ACTED regional team, based in Congo Brazzaville, organized an emergency evaluation mission in Niger in May and June 2010 to assess the food situation and to prepare a response to the famine that is affecting central and southern Niger and over 7 million persons, in particular children under five years old.
Drought and food crisis
Niger is facing a food crisis similar to the 1984 crisis still remembered today. The 2009 agro-pastoralist season in Niger has been characterized by low levels of rain, leading to limited agricultural and fodder productions, well below the food needs of the populations and of the livestock. The poor harvests of 2010 have resulted in an increase of food prices, notably for cereals. Combined with the decrease of the purchasing power induced by the low production of basic crops such as niebe and peanut as well as with the falling value of livestock, these poor harvests have limited the capacity of most households to buy farming products and are thus condemned to famine.
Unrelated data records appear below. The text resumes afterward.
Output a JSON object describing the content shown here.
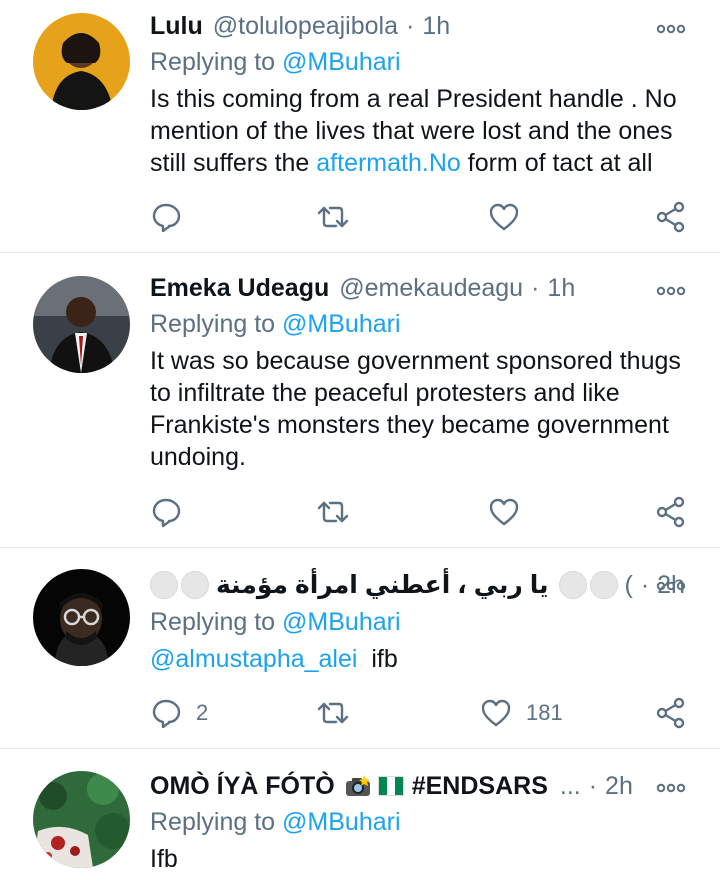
{
  "colors": {
    "accent": "#1da1f2",
    "secondary_text": "#5b7083",
    "divider": "#e1e8ed"
  },
  "tweets": [
    {
      "name": "Lulu",
      "handle": "@tolulopeajibola",
      "time": "1h",
      "replying_prefix": "Replying to",
      "replying_to": "@MBuhari",
      "text_part1": "Is this coming from a real President handle . No mention of the lives that were lost and the ones still suffers the ",
      "text_link": "aftermath.No",
      "text_part2": " form of tact at all",
      "reply_count": "",
      "retweet_count": "",
      "like_count": ""
    },
    {
      "name": "Emeka Udeagu",
      "handle": "@emekaudeagu",
      "time": "1h",
      "replying_prefix": "Replying to",
      "replying_to": "@MBuhari",
      "text": "It was so because government sponsored thugs to infiltrate the peaceful protesters and like Frankiste's monsters they became government undoing.",
      "reply_count": "",
      "retweet_count": "",
      "like_count": ""
    },
    {
      "name": "يا ربي ، أعطني امرأة مؤمنة",
      "handle": "(",
      "time": "2h",
      "replying_prefix": "Replying to",
      "replying_to": "@MBuhari",
      "text_mention": "@almustapha_alei",
      "text": "ifb",
      "reply_count": "2",
      "retweet_count": "",
      "like_count": "181"
    },
    {
      "name": "OMÒ ÍYÀ FÓTÒ",
      "name_tag": "#ENDSARS",
      "name_ellipsis": "...",
      "time": "2h",
      "replying_prefix": "Replying to",
      "replying_to": "@MBuhari",
      "text": "Ifb"
    }
  ],
  "icons": [
    "more-icon",
    "reply-icon",
    "retweet-icon",
    "like-icon",
    "share-icon",
    "camera-flash-emoji",
    "nigeria-flag-emoji"
  ]
}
Around 60% of the population, 8 million persons, threatened by the famine
In December 2009, a governmental survey focusing on the needs of the households showed that 7,8 million persons (58,2% of the population) were food insecure. National authorities in Niger then declared the country to be in a situation of "critical food insecurity", calling for large scale food and nutritional interventions.
Despite this first warning, humanitarian relief has not been sufficient and a new governmental survey, published in partnership with the WFP in May 2010, shows that the situation has worsen in the course of a few months, stressing that new areas are strongly affected by the famine, such as the departments of Ouallam and Tillabéri, only 200 kilometers away from the capital city Niamey. More than 8 million people are facing today the threat of a famine according to the results of this survey.
Children under five are the first victims
In view of this global food crisis, the first persons affected are children under five whose nutritional status has dramatically deteriorated in all of the central and southern regions. According to the results of a joint survey by UNICEF, WFP and the government in June 2009, the rate of acute malnutrition at national level is 12.3%. Less than half of the population (41%) has access to basic health services and one child out of five dies before reaching the age of 5.
Emergency food distributions and malnutrition prevention, key in ACTED's proposed relief intervention
The assessments conducted by ACTED have stressed the emergency of the situation, notably regarding the dramatic health condition of the populations living in villages in the desert, which is dire for children under 10 years old.
ACTED is working on the implementation of a voucher for food distribution project to allow most vulnerable households to get food items and to meet their basic needs in the short term. ACTED is also ready to intervene in the sector of malnutrition prevention for children under five as well as for pregnant and breast-feeding women, who even before the crises were severely affected as 40% of the children under five suffer from chronic malnutrition in Niger.